A Eulogy for David Diprose


John Reid


Given in St David’s Cathedral, Hobart on

28 June 2011



There is a Yiddish word, Chutzpah, which means “Impudence so outstanding as to command admiration”.


In David’s Greville Street days I ran into an attractive French lady who, like David, had a shop in Greville Street. She told me that one Sunday David had taken her for a drive in the Dandenongs. It was about 3:00 in the afternoon. They felt hungry and stopped at a country store advertising sandwiches. The shopkeeper said they only sold sandwiches between 12 and 2:00 Unperturbed by this, David purchased a loaf of bread, some butter and some ham. He asked the shopkeeper for the loan of a knife which he was given. He then proceeded to prepare ham sandwiches on the shop counter. He gave the guy his knife back, and they went on their way. The French lady said she had never seen anyone do anything like that in France.


That was David.




I first met David in the Ref at Uni in1967. We got together and wrote a couple of scripts for the Uni Revue. We sparked off one another and I liked to think we were one of those great comic teams like Pete and Dud. Well maybe.


Then we shared a flat. It was at 37 Elizabeth Street in what is now the Mall. It was on the top floor above a ladies hairdresser and a delicatessen called The Pantry. It was known far and wide as “The Pantry Flat”.


This was the era of the musical “Hair” and Sergeant Pepper. This was the era of 10 o’clock closing and after-the-pub parties. It was a great flat for parties because there were no neighbours to complain about the noise.  Back then the Hobart CBD was deserted at nights and weekends.


At weekends Kerry used to hitch down from Campbell Town or St Mary’s or wherever she was teaching.


Finally David married Kerry and moved to the Mainland and got a real job. First in Millicent SA and then in Canberra and finally in Sydney where he and Kerry had an establishment rather similar to the Pantry Flat, just off Oxford Street. I remember staying there one Saturday night when it was packed with genial Irish folk singers.


For the next several decades David seemed to oscillate between Melbourne and Sydney. In the early 70’s he had an alternative bookshop in Greville Street, Prahran. It was called “Toad Hall”. At this time Greville Street was the Haight-Ashbury of Victoria’s hippy movement. Unfortunately hippies are not big spenders and Toad Hall struggled as did its competitor “Heffelump” across the road. Finally Heffelump and Toad Hall joined forces and moved to Commercial Road next to the Prahran Market.


Sales immediately quadrupled.
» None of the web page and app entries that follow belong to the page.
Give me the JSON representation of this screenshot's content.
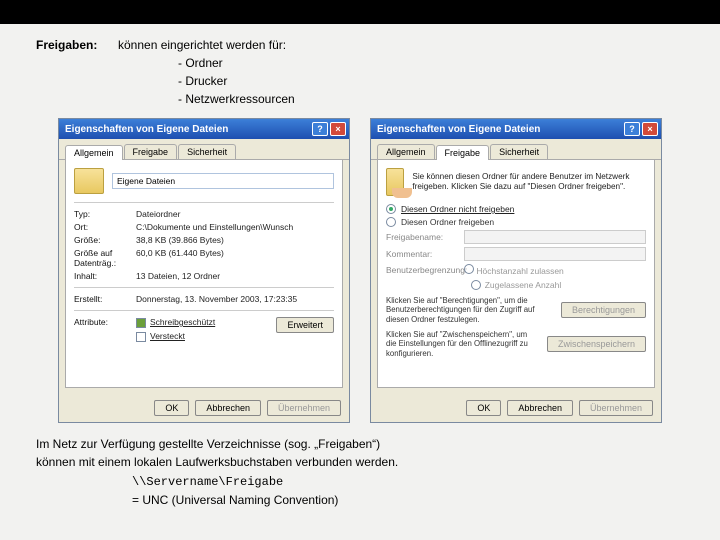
{
  "intro": {
    "label": "Freigaben:",
    "text": "können eingerichtet werden für:",
    "bullets": [
      "-  Ordner",
      "-  Drucker",
      "-  Netzwerkressourcen"
    ]
  },
  "dialog": {
    "title": "Eigenschaften von Eigene Dateien",
    "tabs": {
      "general": "Allgemein",
      "share": "Freigabe",
      "security": "Sicherheit"
    },
    "buttons": {
      "ok": "OK",
      "cancel": "Abbrechen",
      "apply": "Übernehmen",
      "advanced": "Erweitert",
      "perms": "Berechtigungen",
      "cache": "Zwischenspeichern"
    }
  },
  "general": {
    "name_value": "Eigene Dateien",
    "rows": {
      "typ": {
        "k": "Typ:",
        "v": "Dateiordner"
      },
      "ort": {
        "k": "Ort:",
        "v": "C:\\Dokumente und Einstellungen\\Wunsch"
      },
      "groesse": {
        "k": "Größe:",
        "v": "38,8 KB (39.866 Bytes)"
      },
      "disk": {
        "k": "Größe auf Datenträg.:",
        "v": "60,0 KB (61.440 Bytes)"
      },
      "inhalt": {
        "k": "Inhalt:",
        "v": "13 Dateien, 12 Ordner"
      },
      "erstellt": {
        "k": "Erstellt:",
        "v": "Donnerstag, 13. November 2003, 17:23:35"
      }
    },
    "attr_label": "Attribute:",
    "attr_readonly": "Schreibgeschützt",
    "attr_hidden": "Versteckt"
  },
  "share": {
    "desc": "Sie können diesen Ordner für andere Benutzer im Netzwerk freigeben. Klicken Sie dazu auf \"Diesen Ordner freigeben\".",
    "radio_noshare": "Diesen Ordner nicht freigeben",
    "radio_share": "Diesen Ordner freigeben",
    "field_name": "Freigabename:",
    "field_comment": "Kommentar:",
    "limit_label": "Benutzerbegrenzung:",
    "limit_opt": "Höchstanzahl zulassen",
    "limit_allow": "Zugelassene Anzahl",
    "perm_text": "Klicken Sie auf \"Berechtigungen\", um die Benutzerberechtigungen für den Zugriff auf diesen Ordner festzulegen.",
    "cache_text": "Klicken Sie auf \"Zwischenspeichern\", um die Einstellungen für den Offlinezugriff zu konfigurieren."
  },
  "outro": {
    "line1": "Im Netz zur Verfügung gestellte Verzeichnisse (sog. „Freigaben“)",
    "line2": "können mit einem lokalen Laufwerksbuchstaben verbunden werden.",
    "unc1": "\\\\Servername\\Freigabe",
    "unc2": "= UNC (Universal Naming Convention)"
  }
}
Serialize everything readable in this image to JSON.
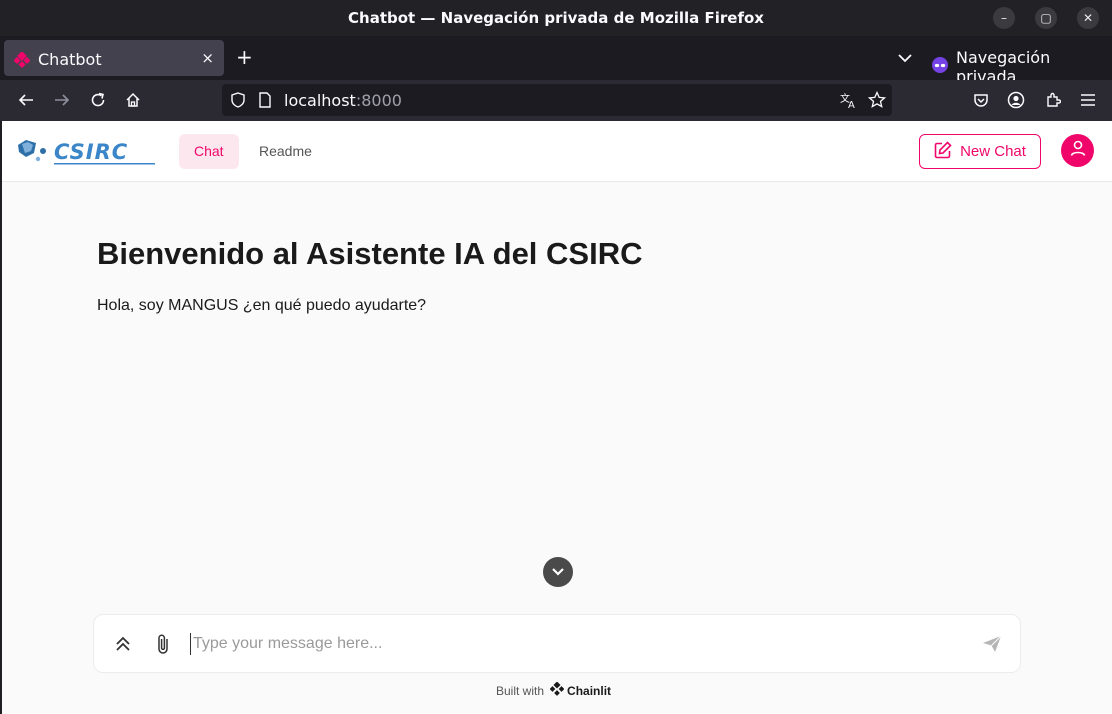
{
  "window": {
    "title": "Chatbot — Navegación privada de Mozilla Firefox",
    "minimize_icon": "minimize-icon",
    "maximize_icon": "maximize-icon",
    "close_icon": "close-icon"
  },
  "tabs": [
    {
      "label": "Chatbot",
      "favicon": "chainlit-favicon-icon",
      "close_label": "×"
    }
  ],
  "tabstrip": {
    "new_tab_label": "+",
    "private_label": "Navegación privada"
  },
  "navbar": {
    "url_host": "localhost",
    "url_port": ":8000"
  },
  "app": {
    "accent_color": "#f0066a",
    "nav": [
      {
        "label": "Chat"
      },
      {
        "label": "Readme"
      }
    ],
    "new_chat_label": "New Chat"
  },
  "welcome": {
    "title": "Bienvenido al Asistente IA del CSIRC",
    "text": "Hola, soy MANGUS ¿en qué puedo ayudarte?"
  },
  "composer": {
    "placeholder": "Type your message here..."
  },
  "footer": {
    "built_with": "Built with",
    "brand": "Chainlit"
  }
}
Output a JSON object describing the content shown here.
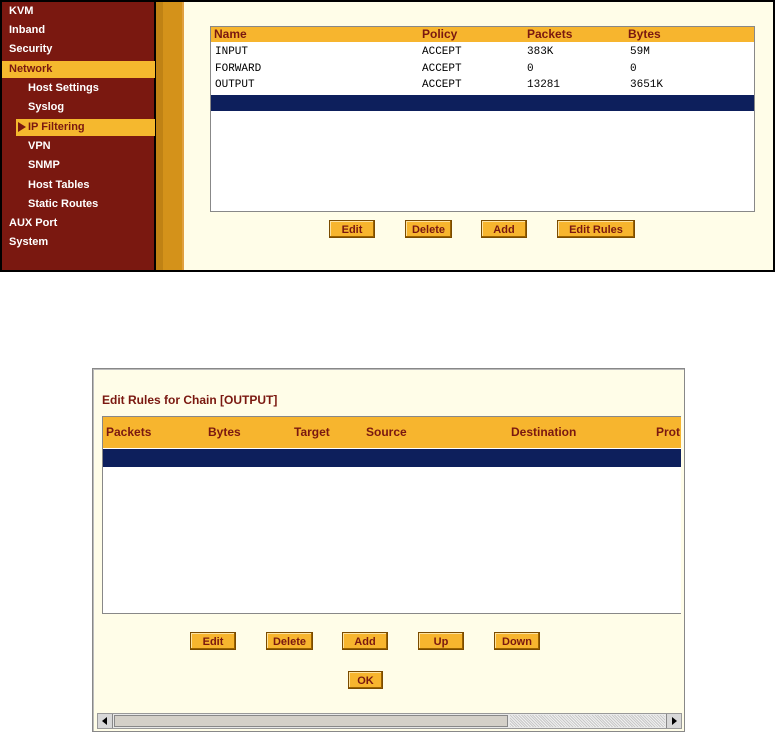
{
  "sidebar": {
    "items": [
      {
        "label": "KVM"
      },
      {
        "label": "Inband"
      },
      {
        "label": "Security"
      },
      {
        "label": "Network"
      },
      {
        "label": "Host Settings"
      },
      {
        "label": "Syslog"
      },
      {
        "label": "IP Filtering"
      },
      {
        "label": "VPN"
      },
      {
        "label": "SNMP"
      },
      {
        "label": "Host Tables"
      },
      {
        "label": "Static Routes"
      },
      {
        "label": "AUX Port"
      },
      {
        "label": "System"
      }
    ]
  },
  "chains_table": {
    "headers": [
      "Name",
      "Policy",
      "Packets",
      "Bytes"
    ],
    "rows": [
      [
        "INPUT",
        "ACCEPT",
        "383K",
        "59M"
      ],
      [
        "FORWARD",
        "ACCEPT",
        "0",
        "0"
      ],
      [
        "OUTPUT",
        "ACCEPT",
        "13281",
        "3651K"
      ]
    ]
  },
  "chains_buttons": {
    "edit": "Edit",
    "delete": "Delete",
    "add": "Add",
    "edit_rules": "Edit Rules"
  },
  "rules_dialog": {
    "title": "Edit Rules for Chain [OUTPUT]",
    "headers": [
      "Packets",
      "Bytes",
      "Target",
      "Source",
      "Destination",
      "Prot"
    ],
    "buttons": {
      "edit": "Edit",
      "delete": "Delete",
      "add": "Add",
      "up": "Up",
      "down": "Down",
      "ok": "OK"
    }
  },
  "colors": {
    "sidebar_bg": "#7a1810",
    "accent": "#f7b52e",
    "selected_row": "#0d1f5c",
    "panel_bg": "#fffde8"
  }
}
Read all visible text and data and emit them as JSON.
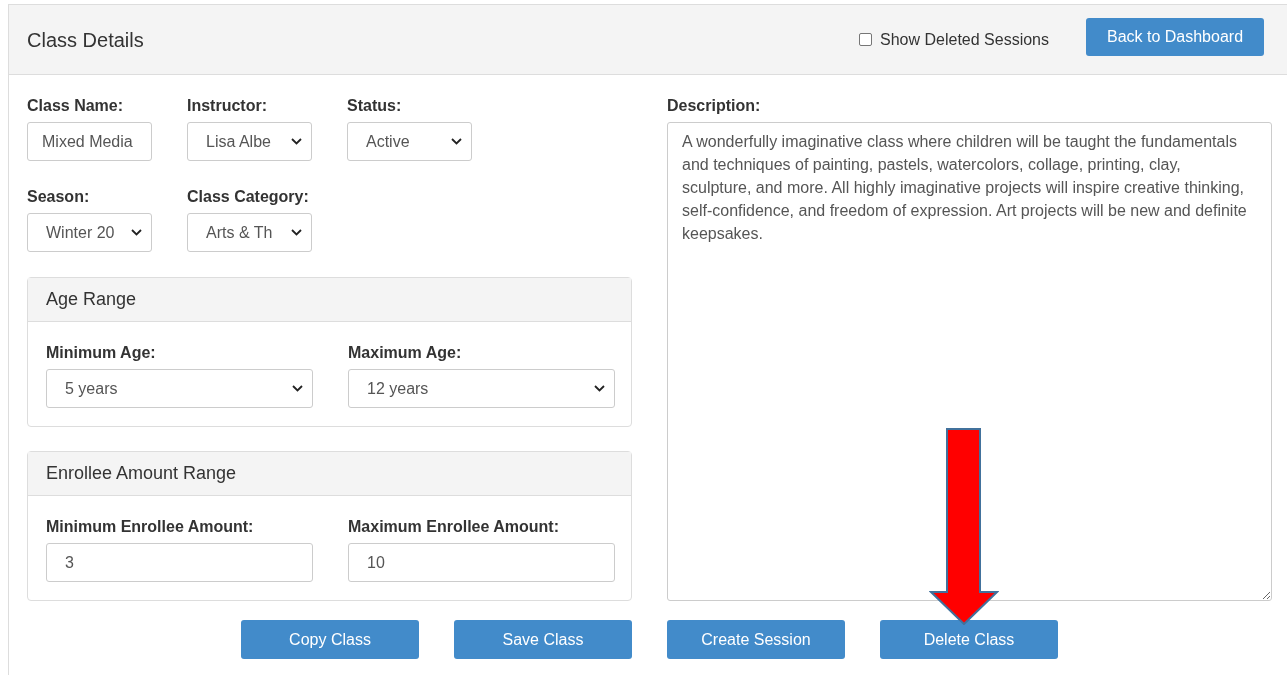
{
  "header": {
    "title": "Class Details",
    "show_deleted": {
      "label": "Show Deleted Sessions",
      "checked": false
    },
    "back_button": "Back to Dashboard"
  },
  "fields": [
    {
      "kind": "text",
      "label": "Class Name:",
      "value": "Mixed Media"
    },
    {
      "kind": "select",
      "label": "Instructor:",
      "value": "Lisa Albe"
    },
    {
      "kind": "select",
      "label": "Status:",
      "value": "Active"
    },
    {
      "kind": "select",
      "label": "Season:",
      "value": "Winter 20"
    },
    {
      "kind": "select",
      "label": "Class Category:",
      "value": "Arts & Th"
    }
  ],
  "panels": [
    {
      "title": "Age Range",
      "fields": [
        {
          "kind": "select",
          "label": "Minimum Age:",
          "value": "5 years"
        },
        {
          "kind": "select",
          "label": "Maximum Age:",
          "value": "12 years"
        }
      ]
    },
    {
      "title": "Enrollee Amount Range",
      "fields": [
        {
          "kind": "text",
          "label": "Minimum Enrollee Amount:",
          "value": "3"
        },
        {
          "kind": "text",
          "label": "Maximum Enrollee Amount:",
          "value": "10"
        }
      ]
    }
  ],
  "description": {
    "label": "Description:",
    "value": "A wonderfully imaginative class where children will be taught the fundamentals and techniques of painting, pastels, watercolors, collage, printing, clay, sculpture, and more. All highly imaginative projects will inspire creative thinking, self-confidence, and freedom of expression. Art projects will be new and definite keepsakes."
  },
  "buttons": [
    "Copy Class",
    "Save Class",
    "Create Session",
    "Delete Class"
  ]
}
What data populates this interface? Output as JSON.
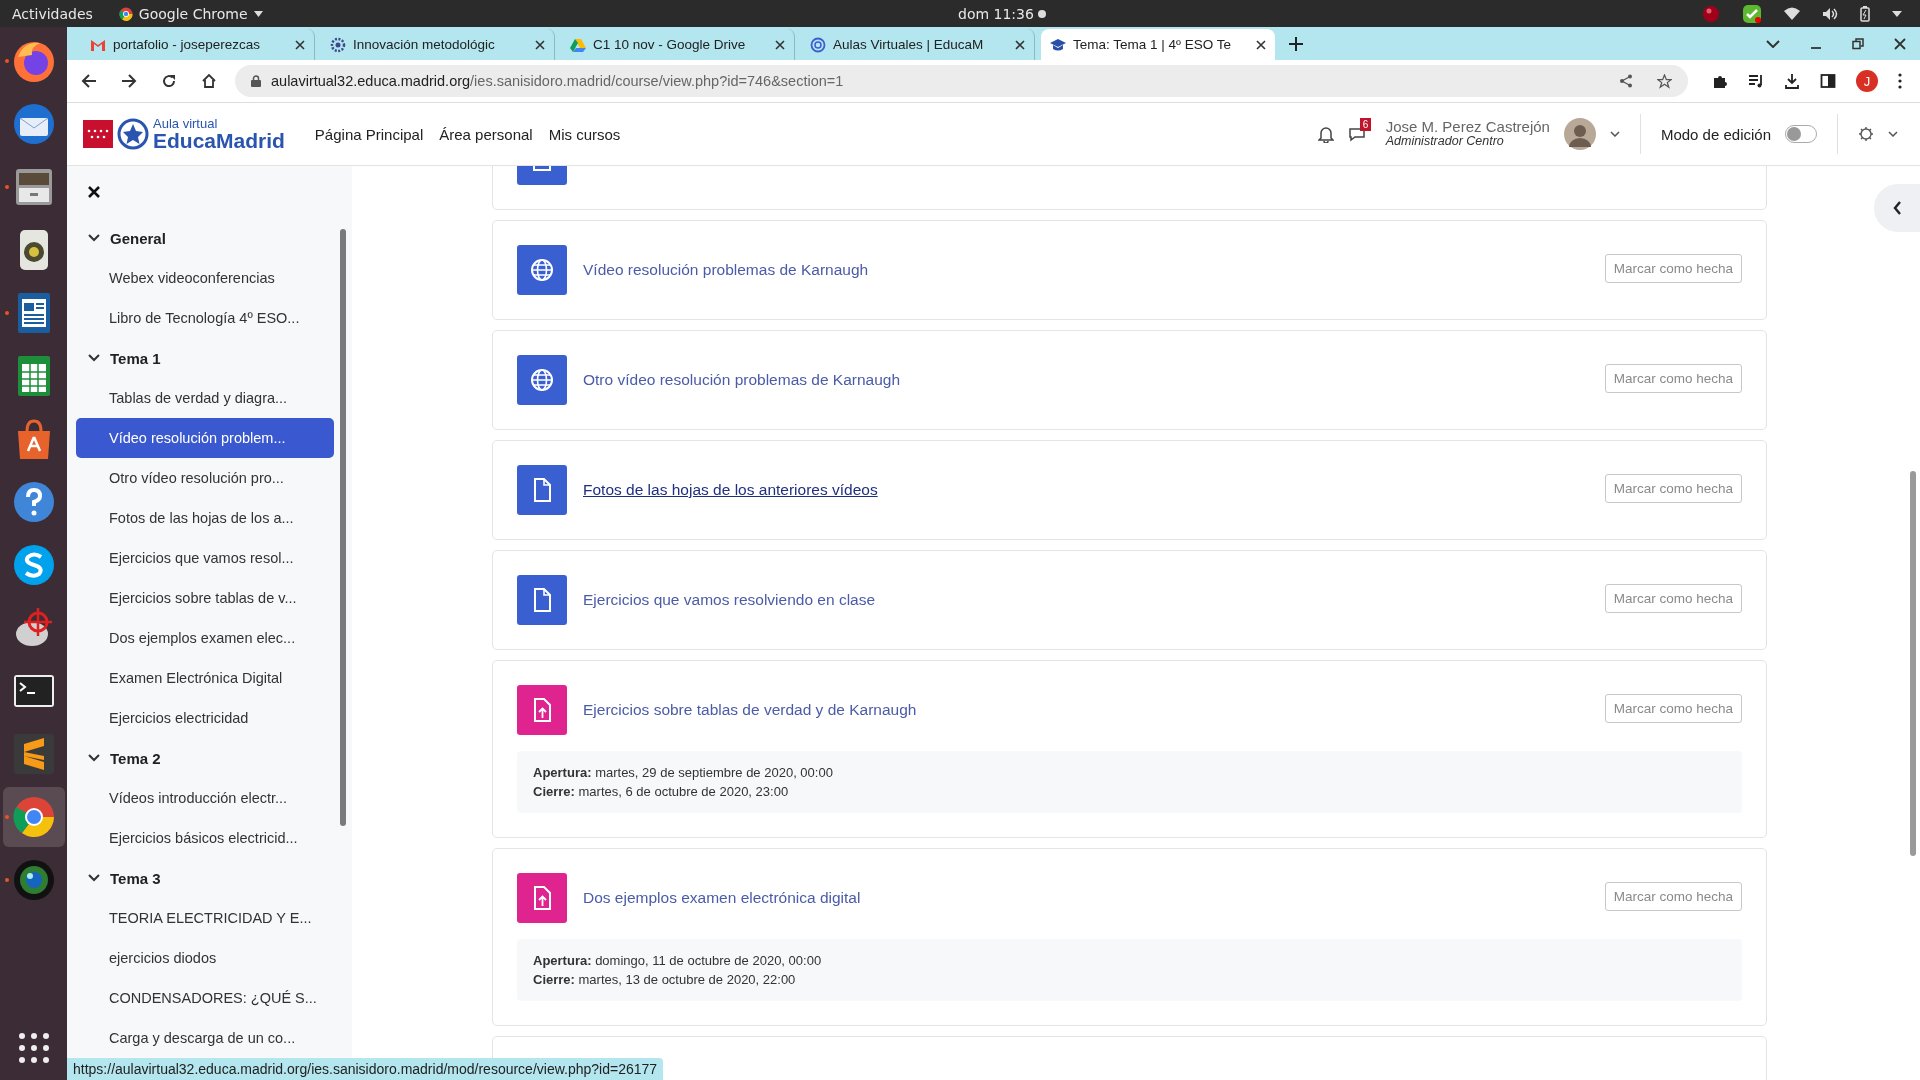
{
  "system_bar": {
    "activities": "Actividades",
    "app": "Google Chrome",
    "clock": "dom 11:36"
  },
  "dock": [
    {
      "kind": "firefox",
      "running": true,
      "selected": false
    },
    {
      "kind": "mail",
      "running": false,
      "selected": false
    },
    {
      "kind": "files",
      "running": true,
      "selected": false
    },
    {
      "kind": "speaker",
      "running": false,
      "selected": false
    },
    {
      "kind": "writer",
      "running": true,
      "selected": false
    },
    {
      "kind": "calc",
      "running": false,
      "selected": false
    },
    {
      "kind": "store",
      "running": false,
      "selected": false
    },
    {
      "kind": "help",
      "running": false,
      "selected": false
    },
    {
      "kind": "skype",
      "running": false,
      "selected": false
    },
    {
      "kind": "target",
      "running": false,
      "selected": false
    },
    {
      "kind": "terminal",
      "running": false,
      "selected": false
    },
    {
      "kind": "sublime",
      "running": false,
      "selected": false
    },
    {
      "kind": "chrome",
      "running": true,
      "selected": true
    },
    {
      "kind": "camera",
      "running": true,
      "selected": false
    }
  ],
  "browser": {
    "tabs": [
      {
        "title": "portafolio - joseperezcas",
        "selected": false
      },
      {
        "title": "Innovación metodológic",
        "selected": false
      },
      {
        "title": "C1 10 nov - Google Drive",
        "selected": false
      },
      {
        "title": "Aulas Virtuales | EducaM",
        "selected": false
      },
      {
        "title": "Tema: Tema 1 | 4º ESO Te",
        "selected": true
      }
    ],
    "url_host": "aulavirtual32.educa.madrid.org",
    "url_path": "/ies.sanisidoro.madrid/course/view.php?id=746&section=1",
    "profile_initial": "J"
  },
  "header": {
    "logo_small": "Aula virtual",
    "logo_big": "EducaMadrid",
    "nav": [
      "Página Principal",
      "Área personal",
      "Mis cursos"
    ],
    "message_count": "6",
    "user_name": "Jose M. Perez Castrejón",
    "user_role": "Administrador Centro",
    "edit_mode_label": "Modo de edición",
    "edit_mode_on": false
  },
  "sidebar": {
    "sections": [
      {
        "title": "General",
        "expanded": true,
        "children": [
          {
            "label": "Webex videoconferencias",
            "selected": false
          },
          {
            "label": "Libro de Tecnología 4º ESO...",
            "selected": false
          }
        ]
      },
      {
        "title": "Tema 1",
        "expanded": true,
        "children": [
          {
            "label": "Tablas de verdad y diagra...",
            "selected": false
          },
          {
            "label": "Vídeo resolución problem...",
            "selected": true
          },
          {
            "label": "Otro vídeo resolución pro...",
            "selected": false
          },
          {
            "label": "Fotos de las hojas de los a...",
            "selected": false
          },
          {
            "label": "Ejercicios que vamos resol...",
            "selected": false
          },
          {
            "label": "Ejercicios sobre tablas de v...",
            "selected": false
          },
          {
            "label": "Dos ejemplos examen elec...",
            "selected": false
          },
          {
            "label": "Examen Electrónica Digital",
            "selected": false
          },
          {
            "label": "Ejercicios electricidad",
            "selected": false
          }
        ]
      },
      {
        "title": "Tema 2",
        "expanded": true,
        "children": [
          {
            "label": "Vídeos introducción electr...",
            "selected": false
          },
          {
            "label": "Ejercicios básicos electricid...",
            "selected": false
          }
        ]
      },
      {
        "title": "Tema 3",
        "expanded": true,
        "children": [
          {
            "label": "TEORIA ELECTRICIDAD Y E...",
            "selected": false
          },
          {
            "label": "ejercicios diodos",
            "selected": false
          },
          {
            "label": "CONDENSADORES: ¿QUÉ S...",
            "selected": false
          },
          {
            "label": "Carga y descarga de un co...",
            "selected": false
          }
        ]
      }
    ]
  },
  "activities": [
    {
      "kind": "page"
    },
    {
      "kind": "url",
      "title": "Vídeo resolución problemas de Karnaugh",
      "button": "Marcar como hecha",
      "hovered": false
    },
    {
      "kind": "url",
      "title": "Otro vídeo resolución problemas de Karnaugh",
      "button": "Marcar como hecha",
      "hovered": false
    },
    {
      "kind": "resource",
      "title": "Fotos de las hojas de los anteriores vídeos",
      "button": "Marcar como hecha",
      "hovered": true
    },
    {
      "kind": "resource",
      "title": "Ejercicios que vamos resolviendo en clase",
      "button": "Marcar como hecha",
      "hovered": false
    },
    {
      "kind": "assign",
      "title": "Ejercicios sobre tablas de verdad y de Karnaugh",
      "button": "Marcar como hecha",
      "hovered": false,
      "dates": [
        "**Apertura:** martes, 29 de septiembre de 2020, 00:00",
        "**Cierre:** martes, 6 de octubre de 2020, 23:00"
      ]
    },
    {
      "kind": "assign",
      "title": "Dos ejemplos examen electrónica digital",
      "button": "Marcar como hecha",
      "hovered": false,
      "dates": [
        "**Apertura:** domingo, 11 de octubre de 2020, 00:00",
        "**Cierre:** martes, 13 de octubre de 2020, 22:00"
      ]
    }
  ],
  "status_url": "https://aulavirtual32.educa.madrid.org/ies.sanisidoro.madrid/mod/resource/view.php?id=26177"
}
It was about this time that David moved back to Sydney and established a bookshop in Walker Street specializing in computer-related books. Ultimately he ran Apple Computer agencies.


His Walker Street bookshop was doing so well he decided to open a second shop, this time in the new Jam Factory development, also in Prahran in Melbourne. When he came down from Sydney from time to time he would visit us in Elwood where we then lived. I remember one occasion when, late one night we hopped in my car to go over to Fitzroy Street to get a pizza and were pulled over by the police. I was driving the car, but David, usually a law abiding sort of chap, decided to take over negotiations with the constabulary. I vividly remember the following exchange:


David: “Look Mate we were not breaking any law.”

Copper (through gritted teeth):“I am not your mate I am Sergeant Smith.”

David: “Look, Sergeant Smith ...”


Unfortunately he said “Sergeant Smith” so sarcastically that the good sergeant took umbrage and sent David off to spend a night in the cells of the St Kilda lock-up. They let me go home and I picked him up at 6:00 am the next morning. No charges were laid.


His Jam Factory bookshop was a disaster. The young couple he had put in to manage it turned out to be heroin addicts. A couple of decades later another business of his also failed disastrously when he re-hired a former employee he felt sorry for. This guy had just finished 6 months in Long Bay Gaol.  David’s entire stock of computers was cleaned out early one morning. Both businesses failed for a similar reason – David’s generosity – his propensity for helping lame dogs over styles, his misplaced trust.


He was not really a good businessman. He was too generous, too imaginative perhaps. I think he missed his true vocation. He loved organizing events, organizing openings, displays, parties, art exhibitions. He should have been a professional party organizer.


But what we all remember and loved about David was his vitality. Even in these last dreadful months he managed to keep his pecker up and front up at parties and events and meetings of his Constitution Society.


He was a party animal to the end.